One of the most shamefully overlooked neologisms of recent years has surely been the phrase ‘The New Obnoxiousie.’ Used in passing by David Stubbs back in 2006 in reference to Jeremy Clarkson and Gordon Ramsay, it perhaps is too clever by half for a proper coinage: it hardly rolls off the tongue like ‘metrosexual’ or even ‘Twitterati.’ Certainly it has not been used since. It is a shame, because no other term denotes the very specific personality of the hyperregulated age: the professionally offensive commentator, filling the vacuum of public debate left by the decline of the proper public intellectual (and the likes of FR Leavis could be pretty crude) by ‘saying the unsayable’ or, worse, ‘saying what we’re all thinking.’ In a culture of genuine free speech and its progeny – robust intellectual debate – we would all soon realise that some of what we think should quickly be discarded, rather than celebrated.
VS Naipaul would surely be top of the guest list for any obnoxiousie dinner party. A public intellectual of the old school he may be – with a Nobel Prize to crown over a half century’s worth of novels, essays and journalism – but he enjoys a spot of liberal-baiting with a relish that would terrify Glenn Beck. Anyone following the increasingly desperate controversialism of Martin Amis must realise that the health of an intellectual culture can be taken by the strength of its enfants terrible and reflect that there may be a reason they don’t make them like Naipaul anymore. The confusion he generates among a postcolonialist audience with his rants in defence of empire and the destruction of indigenous cultures is almost worth the entry price alone.
The prospect of seeing him in action at a recent Intelligence Squared talk was therefore something to look forward to. Certainly, he shows no signs of going gentle into that good night: Naipaul would require that the dying of the light makes a bit of effort. ‘Is my sympathy for the human condition present in the humour of my novels?’ he pondered while answering a long, elaborate question from an avid reader in the audience. ‘No,’ he concluded, after a long pause. Asked his attitude to contemporary Indian society, he observed that his thoughts may be contained in the ‘three very long and well-written books’ he’d published on the subject, ‘so why don’t you read them instead?’ At least nobody dared ask him where he gets his ideas from.

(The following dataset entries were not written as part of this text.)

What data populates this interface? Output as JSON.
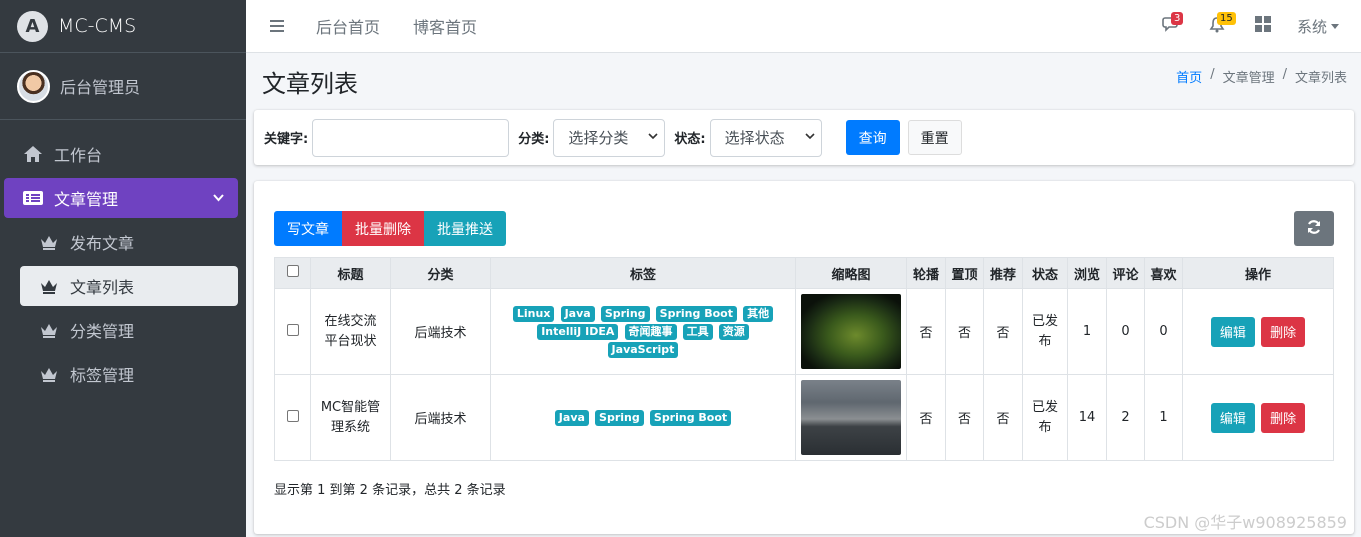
{
  "brand": {
    "logo_letter": "A",
    "name": "MC-CMS"
  },
  "user": {
    "name": "后台管理员"
  },
  "sidebar": {
    "items": [
      {
        "label": "工作台",
        "icon": "home-icon"
      },
      {
        "label": "文章管理",
        "icon": "list-icon",
        "active": true,
        "expanded": true
      }
    ],
    "sub_items": [
      {
        "label": "发布文章",
        "icon": "crown-icon"
      },
      {
        "label": "文章列表",
        "icon": "crown-icon",
        "active": true
      },
      {
        "label": "分类管理",
        "icon": "crown-icon"
      },
      {
        "label": "标签管理",
        "icon": "crown-icon"
      }
    ]
  },
  "navbar": {
    "links": [
      "后台首页",
      "博客首页"
    ],
    "messages_count": "3",
    "notifications_count": "15",
    "system_label": "系统"
  },
  "page": {
    "title": "文章列表",
    "breadcrumb": [
      "首页",
      "文章管理",
      "文章列表"
    ]
  },
  "search": {
    "keyword_label": "关键字:",
    "keyword_value": "",
    "category_label": "分类:",
    "category_value": "选择分类",
    "status_label": "状态:",
    "status_value": "选择状态",
    "query_button": "查询",
    "reset_button": "重置"
  },
  "toolbar": {
    "write_button": "写文章",
    "batch_delete_button": "批量删除",
    "batch_push_button": "批量推送"
  },
  "table": {
    "headers": [
      "标题",
      "分类",
      "标签",
      "缩略图",
      "轮播",
      "置顶",
      "推荐",
      "状态",
      "浏览",
      "评论",
      "喜欢",
      "操作"
    ],
    "rows": [
      {
        "title": "在线交流平台现状",
        "category": "后端技术",
        "tags": [
          "Linux",
          "Java",
          "Spring",
          "Spring Boot",
          "其他",
          "IntelliJ IDEA",
          "奇闻趣事",
          "工具",
          "资源",
          "JavaScript"
        ],
        "carousel": "否",
        "top": "否",
        "recommend": "否",
        "status": "已发布",
        "views": "1",
        "comments": "0",
        "likes": "0",
        "edit": "编辑",
        "delete": "删除"
      },
      {
        "title": "MC智能管理系统",
        "category": "后端技术",
        "tags": [
          "Java",
          "Spring",
          "Spring Boot"
        ],
        "carousel": "否",
        "top": "否",
        "recommend": "否",
        "status": "已发布",
        "views": "14",
        "comments": "2",
        "likes": "1",
        "edit": "编辑",
        "delete": "删除"
      }
    ]
  },
  "pagination": {
    "summary": "显示第 1 到第 2 条记录，总共 2 条记录"
  },
  "watermark": "CSDN @华子w908925859",
  "colors": {
    "sidebar": "#343a40",
    "active_nav": "#6f42c1",
    "primary": "#007bff",
    "danger": "#dc3545",
    "info": "#17a2b8"
  }
}
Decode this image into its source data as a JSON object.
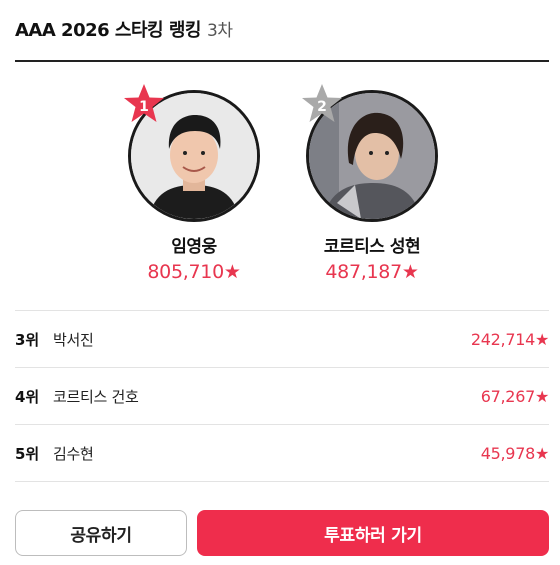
{
  "header": {
    "title": "AAA 2026 스타킹 랭킹",
    "round": "3차"
  },
  "podium": [
    {
      "rank": "1",
      "name": "임영웅",
      "votes": "805,710★",
      "badge_color": "#e8364f"
    },
    {
      "rank": "2",
      "name": "코르티스 성현",
      "votes": "487,187★",
      "badge_color": "#a9a9a9"
    }
  ],
  "ranking": [
    {
      "rank": "3위",
      "name": "박서진",
      "votes": "242,714★"
    },
    {
      "rank": "4위",
      "name": "코르티스 건호",
      "votes": "67,267★"
    },
    {
      "rank": "5위",
      "name": "김수현",
      "votes": "45,978★"
    }
  ],
  "buttons": {
    "share": "공유하기",
    "vote": "투표하러 가기"
  },
  "colors": {
    "accent": "#ef2d4c",
    "vote_text": "#e8364f"
  }
}
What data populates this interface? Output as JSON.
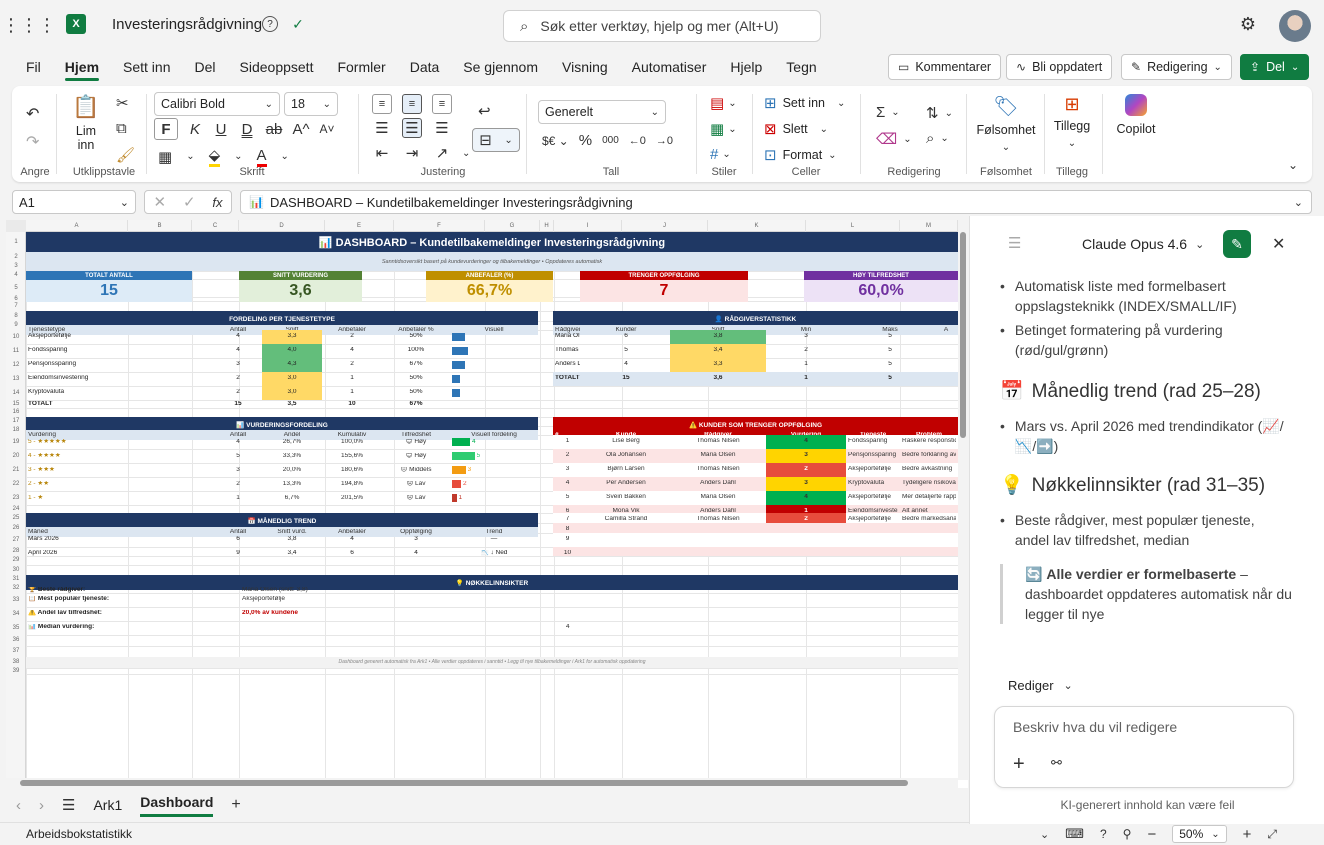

Given his evident (and well-known) distaste for public discussions and soul-searching, the organisers will have been at least happy that he at least found the strength to lob one hand grenade into the liberal literati audience: on the shortcomings of female novelists. Starting by deriding Austen for her ‘sentimentality’, he declared that you can always tell a woman writer by her prose style and topped it off with the pronouncement that he considered no female author his equal. An obedient forefather to the obnoxiousie to the last, Naipaul probably felt he owed interview Geordie Greig something, given that he chose to end his notoriously bitter feud with Paul Theroux at Hay only a few days before.
It was a cunning ruse: a sharp-eyed and consistent defender of Western intellectual culture at heart, Naipaul has always thrived on picking apart the self-loathing tendencies of the liberal intelligentsia: the erudite colonial always ready to upstage his masters. The literary press and blogosphere lapped it up, pompously declaring Naipaul a sexist who had never heard of George Eliot. Forget Eliot: all that proves is that Sir Vidya has never had a sexually confusing moment of anagnorisis in an internet chatroom.
Somewhat more tellingly, no-one seemed willing to defend the charge against Austen, perhaps because it’s rather more difficult to take quick outrage at a piece of literary criticism, particularly if you’re part of the cultural studies generation who were taught her as proto-feminist anti-slavery campaigner, rather than pre-Victorian moralist. It was a cheap swipe, of course, yet you couldn’t help but wonder where the outraged literati disappear to whenever similarly preposterous claims are made about neuroscience’s ability to demonstrate why women don’t enjoy sex as men, or why men lack emotional intelligence. When one reads that Austen and Dickens are being increasingly dropped from the state curriculum because boys apparently struggle to get past the 100th page and need to be engaged with more books about football, everyone seems to forget about George Eliot.
The visibly frail demeanour and sheer exhaustion of his controversialism offered a reminder that, in the week of Bob Dylan’s 70th birthday, if it isn’t dark yet then it’s getting there. But, as he reminded us, Naipaul has written plenty of books over the course of his life and we would find richer rewards from reading and engaging critically with them, rather than getting wound up by the guy who produced them. If nothing else, the event left us to reflect on what will be lost when the last of the public intellectuals leaves the scene to be replaced by the obnoxious personalities.
Video and audio of this event available at Intelligence Squared